Supreme Court dismisses Meier appeal

by Christy Chalmers

The state Supreme Court has dismissed an appeal filed by a former Stateline man who was convicted in 1997 of second-degree murder and forgery.

A 15-page opinion released Friday says the improprieties claimed by lawyers for Monte Meier do not warrant a reversal of a jury conviction or a new trial.

Meier was tried in April 1997, almost a year after investigators found the body of his wife Julie buried in the back yard of the couple’s Hawthorne Way home.

Prosecutors successfully argued that Meier killed his wife, then forged her name so he could sell the house. Meier’s attorneys contended that Julie Meier died of alcohol-related liver failure. Meier admitted burying Julie after finding her dead on the floor of their home in 1994, but said he didn’t know how she died and concealed her death for fear he would be blamed.

No definitive cause of death was established, and Meier’s appeal argued there was insufficient evidence to establish that Julie died by criminal means.

“We conclude that sufficient evidence existed for a rational trier of fact to find that a criminal agency was indeed involved in Julie’s death,” Justices Cliff Young, Miriam Shearing and Myron Leavitt wrote. “This case does not involve the strong likelihood of death by natural causes…”

The appeal also challenged District Judge Dave Gamble’s decision to allow testimony on alleged domestic abuse suffered by Julie, the timing and relevance of the allegations and “prosecutorial misconduct” resulting in an unfair trial.

The domestic violence testimony, Meier’s attorneys said, did not include “clear and convincing evidence” showing Meier committed the acts, and even if the evidence was relevant, it was unfairly prejudicial.

“We conclude that evidence of a history of repeated, severe violence is highly probative in a murder case where serial domestic violence is involved,” the court opinion says. “Evidence of Meier’s years of physical abuse of Julie was essential to establishing the intent, motive and absence of mistake or accident required under (state law)…”

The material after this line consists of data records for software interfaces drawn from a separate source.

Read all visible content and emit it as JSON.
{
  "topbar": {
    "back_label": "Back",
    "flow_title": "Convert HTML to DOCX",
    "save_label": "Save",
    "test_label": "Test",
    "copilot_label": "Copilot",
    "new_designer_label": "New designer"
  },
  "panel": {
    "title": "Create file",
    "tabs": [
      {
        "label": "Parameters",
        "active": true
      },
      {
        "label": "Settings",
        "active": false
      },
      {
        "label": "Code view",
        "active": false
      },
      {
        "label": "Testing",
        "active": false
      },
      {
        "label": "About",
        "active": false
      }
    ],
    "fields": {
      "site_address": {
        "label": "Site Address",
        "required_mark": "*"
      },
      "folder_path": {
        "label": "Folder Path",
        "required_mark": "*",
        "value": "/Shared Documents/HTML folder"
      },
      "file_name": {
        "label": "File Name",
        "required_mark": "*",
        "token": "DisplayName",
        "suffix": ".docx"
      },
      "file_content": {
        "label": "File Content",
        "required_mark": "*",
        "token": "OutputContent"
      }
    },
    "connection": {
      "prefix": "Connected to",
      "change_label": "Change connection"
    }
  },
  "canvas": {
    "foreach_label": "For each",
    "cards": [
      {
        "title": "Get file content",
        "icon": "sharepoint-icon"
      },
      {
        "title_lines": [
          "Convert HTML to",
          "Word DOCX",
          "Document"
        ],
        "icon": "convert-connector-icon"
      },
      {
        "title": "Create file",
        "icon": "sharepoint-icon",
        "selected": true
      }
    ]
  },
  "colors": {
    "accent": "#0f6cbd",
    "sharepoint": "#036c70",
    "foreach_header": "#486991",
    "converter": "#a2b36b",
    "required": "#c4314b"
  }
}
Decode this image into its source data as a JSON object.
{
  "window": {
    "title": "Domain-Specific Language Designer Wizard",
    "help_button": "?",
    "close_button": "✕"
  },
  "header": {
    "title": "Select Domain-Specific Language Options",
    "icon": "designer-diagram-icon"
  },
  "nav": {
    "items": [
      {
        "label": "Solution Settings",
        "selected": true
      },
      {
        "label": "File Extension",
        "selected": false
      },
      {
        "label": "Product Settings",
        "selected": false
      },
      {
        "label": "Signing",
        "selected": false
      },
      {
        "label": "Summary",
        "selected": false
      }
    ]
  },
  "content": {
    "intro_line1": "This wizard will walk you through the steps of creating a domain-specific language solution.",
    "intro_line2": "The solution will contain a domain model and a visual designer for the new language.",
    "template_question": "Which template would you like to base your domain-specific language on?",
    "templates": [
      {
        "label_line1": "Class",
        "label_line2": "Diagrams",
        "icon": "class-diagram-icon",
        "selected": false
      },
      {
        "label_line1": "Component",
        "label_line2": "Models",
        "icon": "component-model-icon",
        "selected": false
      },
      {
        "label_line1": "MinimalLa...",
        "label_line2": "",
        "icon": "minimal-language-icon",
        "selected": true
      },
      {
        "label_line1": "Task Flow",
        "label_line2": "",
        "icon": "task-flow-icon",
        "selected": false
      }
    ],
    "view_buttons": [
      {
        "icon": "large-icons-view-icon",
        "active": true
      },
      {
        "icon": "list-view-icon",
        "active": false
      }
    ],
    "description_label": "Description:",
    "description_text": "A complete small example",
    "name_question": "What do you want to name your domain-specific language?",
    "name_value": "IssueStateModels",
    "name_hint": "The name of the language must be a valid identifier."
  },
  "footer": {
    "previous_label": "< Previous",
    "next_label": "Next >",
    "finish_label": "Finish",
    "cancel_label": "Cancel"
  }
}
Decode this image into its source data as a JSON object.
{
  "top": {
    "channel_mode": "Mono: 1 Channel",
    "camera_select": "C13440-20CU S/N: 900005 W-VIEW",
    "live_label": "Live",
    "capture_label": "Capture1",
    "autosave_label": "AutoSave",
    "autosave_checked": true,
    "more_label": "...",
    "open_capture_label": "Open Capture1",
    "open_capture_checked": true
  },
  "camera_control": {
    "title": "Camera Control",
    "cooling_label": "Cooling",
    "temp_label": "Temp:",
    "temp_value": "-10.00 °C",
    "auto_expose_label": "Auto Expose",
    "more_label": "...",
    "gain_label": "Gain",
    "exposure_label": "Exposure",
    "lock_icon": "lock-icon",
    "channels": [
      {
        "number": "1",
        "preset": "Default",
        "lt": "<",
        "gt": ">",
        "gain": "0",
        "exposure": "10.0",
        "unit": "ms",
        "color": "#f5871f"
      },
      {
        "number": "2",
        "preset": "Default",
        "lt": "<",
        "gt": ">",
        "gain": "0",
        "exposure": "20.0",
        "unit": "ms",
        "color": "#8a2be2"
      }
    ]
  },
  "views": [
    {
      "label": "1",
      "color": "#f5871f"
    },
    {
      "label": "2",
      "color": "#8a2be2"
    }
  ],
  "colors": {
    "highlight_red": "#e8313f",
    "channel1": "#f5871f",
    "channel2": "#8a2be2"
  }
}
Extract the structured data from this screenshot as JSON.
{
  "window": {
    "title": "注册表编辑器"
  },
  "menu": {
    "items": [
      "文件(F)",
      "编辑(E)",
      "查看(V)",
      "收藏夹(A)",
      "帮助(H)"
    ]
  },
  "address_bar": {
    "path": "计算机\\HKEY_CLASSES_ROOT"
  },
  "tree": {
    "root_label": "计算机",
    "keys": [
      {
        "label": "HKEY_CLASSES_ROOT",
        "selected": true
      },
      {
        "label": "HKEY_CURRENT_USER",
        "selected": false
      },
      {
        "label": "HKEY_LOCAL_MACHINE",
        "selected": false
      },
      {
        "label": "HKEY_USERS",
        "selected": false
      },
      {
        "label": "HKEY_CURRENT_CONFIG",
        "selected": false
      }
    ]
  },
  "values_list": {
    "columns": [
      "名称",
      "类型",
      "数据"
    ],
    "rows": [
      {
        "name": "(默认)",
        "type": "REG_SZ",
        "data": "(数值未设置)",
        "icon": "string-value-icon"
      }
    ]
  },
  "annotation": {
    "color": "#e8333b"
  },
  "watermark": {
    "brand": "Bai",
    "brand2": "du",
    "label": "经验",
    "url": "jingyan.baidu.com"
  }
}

The misconduct accusations involved comments made by Douglas County Deputy District Attorney Tom Perkins about the defense’s star witness, forensics expert Michael Baden. Perkins was also assailed by Meier’s attorneys for alluding to the allegations of domestic violence in his closing arguments.

“After careful review of Dr. Baden’s testimony and the record as a whole, we conclude that while the prosecutor should not have stated that Dr. Baden was a clown and a liar, these comments do not warrant reversal,” the decision says. “We conclude that any potential misconduct was minimal and does not warrant reversal.”

The justices also addressed claims that real estate documents concerning the sale of the Meier home shouldn’t have been allowed as evidence because they weren’t included in a search warrant issued for the home, and the forgery and murder charges should not have been presented in the same case because they were unrelated.

“We conclude that (joining the charges) was appropriate because in hiring the woman to forge the real estate documents, Meier could be seen as attempting to further his scheme to conceal Julie’s death and secret burial,” they wrote. “Additionally, Meier’s acts underlying the forgery charge tend to show a consciousness of guilt in Julie’s death.”

Meier was sentenced to life in prison on the murder charge. Minimum parole eligibility was set at five years. A one- to four-year term was ordered for the forgery charge, to be served after the murder sentence. He is imprisoned at the Lovelock Correctional Center.